  • What is necessary to prove that a third party has been damaged by the breach

Contracts and Establishing the Standard of Care

In one Illinois case, a court addressed whether an engineer who had contracted to design a “replacement” for a bridge deck had a professional obligation to “improve” the bridge deck after it failed and third-party motorists were killed. In other words, did the design professional have an independent obligation to go beyond replacing the bridge deck, as the contract stipulated? The Supreme Court of Illinois said no, granting summary judgment as a matter of law in favor of the engineer as to the deceased motorists’ claims.

In this case, there was a contract that prescribed the duty of care that the design professional agreed to meet: “the degree of skill and diligence normally employed by professional engineers or consultants performing the same or similar services.” These contract obligations trumped the standard of care that would exist absent a contract: “the use of the same degree of knowledge, skill and ability as an ordinarily careful professional would exercise under similar circumstances.” While these standards look similar, they differ because one recognizes the limitations that the parties agreed to in their contract limit the engineer’s duty to others. Because the contract specifically required replacement — and not redesign — of the bridge deck, the engineer could not be held liable for failing to go beyond the contractual scope of duty.

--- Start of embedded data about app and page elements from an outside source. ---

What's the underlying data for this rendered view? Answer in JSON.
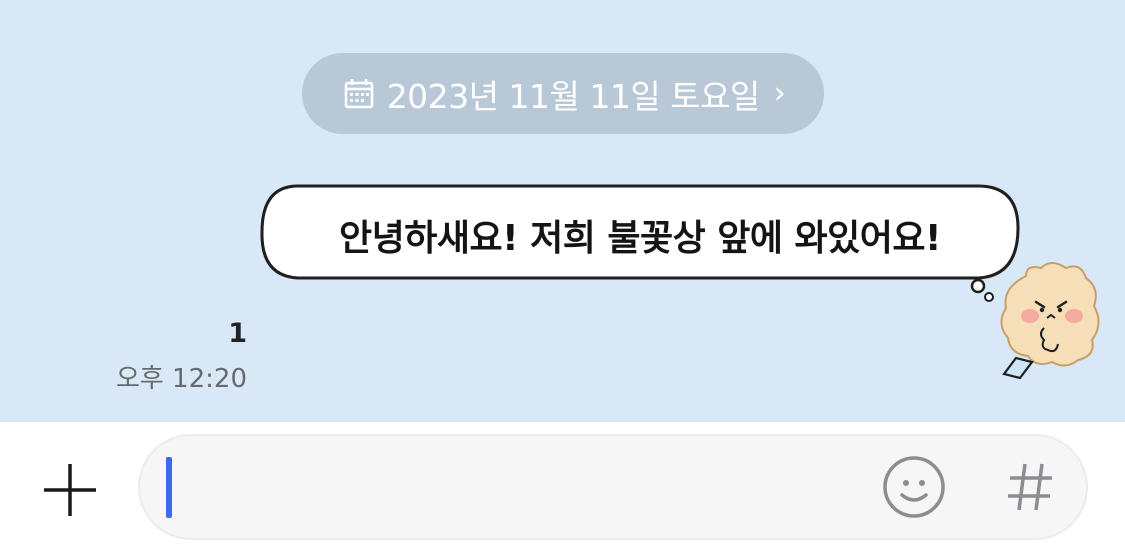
{
  "date_divider": {
    "label": "2023년 11월 11일 토요일",
    "chevron": "›",
    "icon": "calendar-icon"
  },
  "message": {
    "text": "안녕하새요! 저희 불꽃상 앞에 와있어요!",
    "unread_count": "1",
    "time": "오후 12:20",
    "sticker": "bear-thought-bubble-sticker"
  },
  "composer": {
    "value": "",
    "left_icon": "plus-icon",
    "right_icons": [
      "emoji-icon",
      "hash-icon"
    ],
    "accent": "#3b6cf0"
  },
  "colors": {
    "chat_background": "#d9e8f7",
    "date_pill": "#b9c8d6",
    "input_background": "#f6f6f6"
  }
}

The engineer could have been found liable to third parties if he had been negligent in performing services relating to the replacement of the bridge deck — that was in the scope of what the engineer had agreed to do. Moreover, the engineer could have assumed additional liability by voluntarily attempting to improve the bridge deck and delivering a poor or defective product.

Contracts and the Economic Loss Doctrine

A design professional’s obligations to third parties are further limited by the “economic loss doctrine,” which applies to claims that do not involve physical harm. This doctrine prevents a party from pursuing a claim for economic or commercial losses arising from an alleged breach of a duty of care if the design professional’s contract precludes recovery of consequential or tort-based damages. Put simply, the contract’s limitation of damages can preempt economic loss liability even in cases where a professional failed to meet the duty of care.

Another question that arises if a duty of care is present and a third party has suffered damages is whether the breach of the duty has “proximately caused” these damages. Here, many courts — including the Illinois court — look at what the professional has contractually agreed to do. If injury results from something reasonably within that contractually defined responsibility, a design professional can be seen to proximately cause damages that flow from the designer’s failure to competently perform those duties.

In Conclusion: Know (and Perform) Your Contractual Duties

In summary, a design professional’s contract serves to confine and to define the designer’s obligations — not just to the design professional’s client, but also to third parties with whom the designer does not have a contractual relationship. As long as the design professional sticks to what the designer has contracted to do and does that work professionally, the designer cannot be obligated to go beyond those duties.